The protest began with a march from the Bank of America Plaza through the Wells Fargo Center Plaza at 7 a.m. Demonstrators marched to 4th and Figueroa streets, where some of the protesters sat in the middle of the intersection.
Police said the marchers had a permit to have a rally and a march, but not to block the intersection. They declared it an unlawful assembly.
Police arrested more than 70 people, including an 82-year-old woman and a woman who would not walk, so officers had to carry her.
The groups Good Jobs L.A. and Occupy L.A., along with union workers, rallied for passage of a jobs bill, tighter regulations on banks and higher taxes for the wealthiest 1 percent of Americans.
A retiree said he joined the protest to fight for a better quality of life for younger workers.
"I worked for Citybank for 10 years, and I know that their main objective is making a profit, not taking care of their employees or any social responsibility," said Joe Bloomer of Torrance. "They pay petty cash to their social image, but nothing to the employees and the workers."
The protest created a massive traffic backup in the downtown area. Two exits off the 110 Freeway were also closed due to the demonstration.
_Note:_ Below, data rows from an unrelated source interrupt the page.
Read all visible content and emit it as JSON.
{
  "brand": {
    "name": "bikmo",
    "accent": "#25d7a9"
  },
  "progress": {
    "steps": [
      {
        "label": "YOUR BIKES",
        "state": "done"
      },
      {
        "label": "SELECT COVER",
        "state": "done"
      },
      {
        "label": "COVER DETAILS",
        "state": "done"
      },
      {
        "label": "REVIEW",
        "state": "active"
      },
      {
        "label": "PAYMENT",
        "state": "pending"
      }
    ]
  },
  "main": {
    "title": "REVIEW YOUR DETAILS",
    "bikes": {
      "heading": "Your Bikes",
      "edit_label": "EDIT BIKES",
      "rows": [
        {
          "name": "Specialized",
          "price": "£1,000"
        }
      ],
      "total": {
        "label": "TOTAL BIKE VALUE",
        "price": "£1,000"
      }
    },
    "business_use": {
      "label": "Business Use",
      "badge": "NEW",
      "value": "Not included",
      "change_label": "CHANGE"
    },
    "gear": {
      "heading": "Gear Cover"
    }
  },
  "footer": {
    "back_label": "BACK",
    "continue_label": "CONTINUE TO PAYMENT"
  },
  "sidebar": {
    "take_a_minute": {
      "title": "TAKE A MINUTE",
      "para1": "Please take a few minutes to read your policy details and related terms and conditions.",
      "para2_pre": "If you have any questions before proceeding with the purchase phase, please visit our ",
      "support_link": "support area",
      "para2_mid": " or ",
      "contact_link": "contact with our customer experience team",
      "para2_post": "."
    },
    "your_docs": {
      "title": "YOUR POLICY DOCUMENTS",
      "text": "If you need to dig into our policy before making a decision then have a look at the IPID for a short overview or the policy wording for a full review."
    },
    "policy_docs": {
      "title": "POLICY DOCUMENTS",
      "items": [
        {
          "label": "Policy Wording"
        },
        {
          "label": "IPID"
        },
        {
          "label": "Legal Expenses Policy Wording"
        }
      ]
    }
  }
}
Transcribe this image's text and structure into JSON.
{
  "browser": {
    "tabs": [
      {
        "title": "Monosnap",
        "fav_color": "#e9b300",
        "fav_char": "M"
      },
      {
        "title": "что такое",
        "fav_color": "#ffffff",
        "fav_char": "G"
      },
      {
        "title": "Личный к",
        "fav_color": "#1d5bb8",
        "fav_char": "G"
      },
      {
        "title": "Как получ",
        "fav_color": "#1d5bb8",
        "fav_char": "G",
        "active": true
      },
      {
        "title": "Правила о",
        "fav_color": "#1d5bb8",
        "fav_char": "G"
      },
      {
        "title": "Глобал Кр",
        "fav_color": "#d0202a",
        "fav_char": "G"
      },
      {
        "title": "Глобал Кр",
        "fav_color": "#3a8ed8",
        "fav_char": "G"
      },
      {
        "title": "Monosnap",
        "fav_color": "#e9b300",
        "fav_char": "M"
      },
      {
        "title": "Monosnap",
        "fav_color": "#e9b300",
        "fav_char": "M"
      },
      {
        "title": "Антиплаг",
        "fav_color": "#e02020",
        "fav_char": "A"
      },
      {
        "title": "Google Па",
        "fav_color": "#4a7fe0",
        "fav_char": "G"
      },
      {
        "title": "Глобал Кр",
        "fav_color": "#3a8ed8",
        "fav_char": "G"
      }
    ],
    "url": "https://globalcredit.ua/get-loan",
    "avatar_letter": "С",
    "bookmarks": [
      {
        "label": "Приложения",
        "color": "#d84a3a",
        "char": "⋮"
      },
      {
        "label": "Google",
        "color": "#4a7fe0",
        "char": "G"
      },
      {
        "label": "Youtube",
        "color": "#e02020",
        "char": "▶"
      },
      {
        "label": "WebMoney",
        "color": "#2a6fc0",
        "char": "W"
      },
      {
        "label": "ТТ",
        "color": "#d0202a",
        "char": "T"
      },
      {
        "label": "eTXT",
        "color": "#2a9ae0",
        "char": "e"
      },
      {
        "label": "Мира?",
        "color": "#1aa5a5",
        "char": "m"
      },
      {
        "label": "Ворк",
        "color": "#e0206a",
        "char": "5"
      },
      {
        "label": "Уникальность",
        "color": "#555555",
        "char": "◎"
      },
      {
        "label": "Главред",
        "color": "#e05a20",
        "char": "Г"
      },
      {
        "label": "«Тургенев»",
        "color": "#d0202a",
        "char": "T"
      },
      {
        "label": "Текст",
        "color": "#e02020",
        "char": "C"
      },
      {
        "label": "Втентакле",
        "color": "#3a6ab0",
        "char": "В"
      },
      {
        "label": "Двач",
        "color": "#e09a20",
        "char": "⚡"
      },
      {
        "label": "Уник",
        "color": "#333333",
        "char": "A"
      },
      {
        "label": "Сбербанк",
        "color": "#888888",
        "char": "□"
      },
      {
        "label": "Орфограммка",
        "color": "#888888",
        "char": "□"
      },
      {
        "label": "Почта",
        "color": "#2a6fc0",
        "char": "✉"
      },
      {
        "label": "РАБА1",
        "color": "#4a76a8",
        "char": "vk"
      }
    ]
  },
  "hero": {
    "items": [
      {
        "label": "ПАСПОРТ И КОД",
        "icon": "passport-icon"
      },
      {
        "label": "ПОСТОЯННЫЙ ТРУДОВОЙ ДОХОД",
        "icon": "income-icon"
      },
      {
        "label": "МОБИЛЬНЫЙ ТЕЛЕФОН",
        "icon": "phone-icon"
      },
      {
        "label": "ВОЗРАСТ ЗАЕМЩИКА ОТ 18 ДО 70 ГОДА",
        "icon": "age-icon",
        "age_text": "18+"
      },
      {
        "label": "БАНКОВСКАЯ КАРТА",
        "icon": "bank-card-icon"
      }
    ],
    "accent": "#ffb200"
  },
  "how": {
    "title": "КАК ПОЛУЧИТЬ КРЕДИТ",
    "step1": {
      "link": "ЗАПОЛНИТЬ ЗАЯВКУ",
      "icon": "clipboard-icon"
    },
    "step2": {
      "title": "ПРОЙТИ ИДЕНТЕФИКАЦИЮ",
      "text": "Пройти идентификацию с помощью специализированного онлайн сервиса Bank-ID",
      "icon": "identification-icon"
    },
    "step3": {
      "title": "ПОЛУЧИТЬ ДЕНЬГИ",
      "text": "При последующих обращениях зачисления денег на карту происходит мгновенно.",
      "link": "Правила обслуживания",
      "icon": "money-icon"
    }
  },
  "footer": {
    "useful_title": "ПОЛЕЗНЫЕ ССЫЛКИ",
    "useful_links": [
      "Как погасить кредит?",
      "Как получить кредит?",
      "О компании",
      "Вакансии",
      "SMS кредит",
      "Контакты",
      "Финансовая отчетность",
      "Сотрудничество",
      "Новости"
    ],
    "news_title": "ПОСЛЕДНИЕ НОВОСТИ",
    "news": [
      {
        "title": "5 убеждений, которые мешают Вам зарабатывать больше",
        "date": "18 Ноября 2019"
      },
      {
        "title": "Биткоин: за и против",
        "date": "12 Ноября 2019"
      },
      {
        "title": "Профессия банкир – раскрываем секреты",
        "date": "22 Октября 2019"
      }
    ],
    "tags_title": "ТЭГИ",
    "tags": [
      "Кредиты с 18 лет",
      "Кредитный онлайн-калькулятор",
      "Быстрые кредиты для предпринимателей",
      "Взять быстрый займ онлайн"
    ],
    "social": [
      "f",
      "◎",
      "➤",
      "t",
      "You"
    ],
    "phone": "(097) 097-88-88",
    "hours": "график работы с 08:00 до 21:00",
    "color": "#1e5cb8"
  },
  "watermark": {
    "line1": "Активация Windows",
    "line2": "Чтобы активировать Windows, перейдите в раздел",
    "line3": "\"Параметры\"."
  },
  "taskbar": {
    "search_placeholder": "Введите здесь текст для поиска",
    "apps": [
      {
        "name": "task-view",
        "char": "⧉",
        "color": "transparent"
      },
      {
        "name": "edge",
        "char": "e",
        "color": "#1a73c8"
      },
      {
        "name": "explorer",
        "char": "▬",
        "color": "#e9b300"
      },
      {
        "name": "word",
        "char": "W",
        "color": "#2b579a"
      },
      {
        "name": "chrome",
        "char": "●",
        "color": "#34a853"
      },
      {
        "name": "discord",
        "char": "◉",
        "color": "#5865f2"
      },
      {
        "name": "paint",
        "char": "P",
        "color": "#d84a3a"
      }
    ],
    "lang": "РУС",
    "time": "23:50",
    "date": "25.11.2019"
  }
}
Workers organized by the Service Employees International Union and Occupy L.A. took part in a second march at noon from City Hall to the Wells Fargo Center on Brand Avenue.
Protesters gathered at the Bank of America Plaza and set up about a dozen tents, refusing to leave, despite orders from the LAPD to clear the grassy area.
"If they don't, then they'll be subject to arrest, which is of course what has happened in several other cases," said LAPD Chief Charlie Beck.
A small group of protesters locked arms in solidarity, as dozens of police officers in riot gear surrounded them. There was no resistance as police began arresting them.
The property owner put up a fence outside the Bank of America Plaza Thursday night, a clear sign that demonstrators are not welcome.
The Occupy Movement in Los Angeles has been mostly peaceful. Some people were detained during a march last month, but protests have been nonviolent.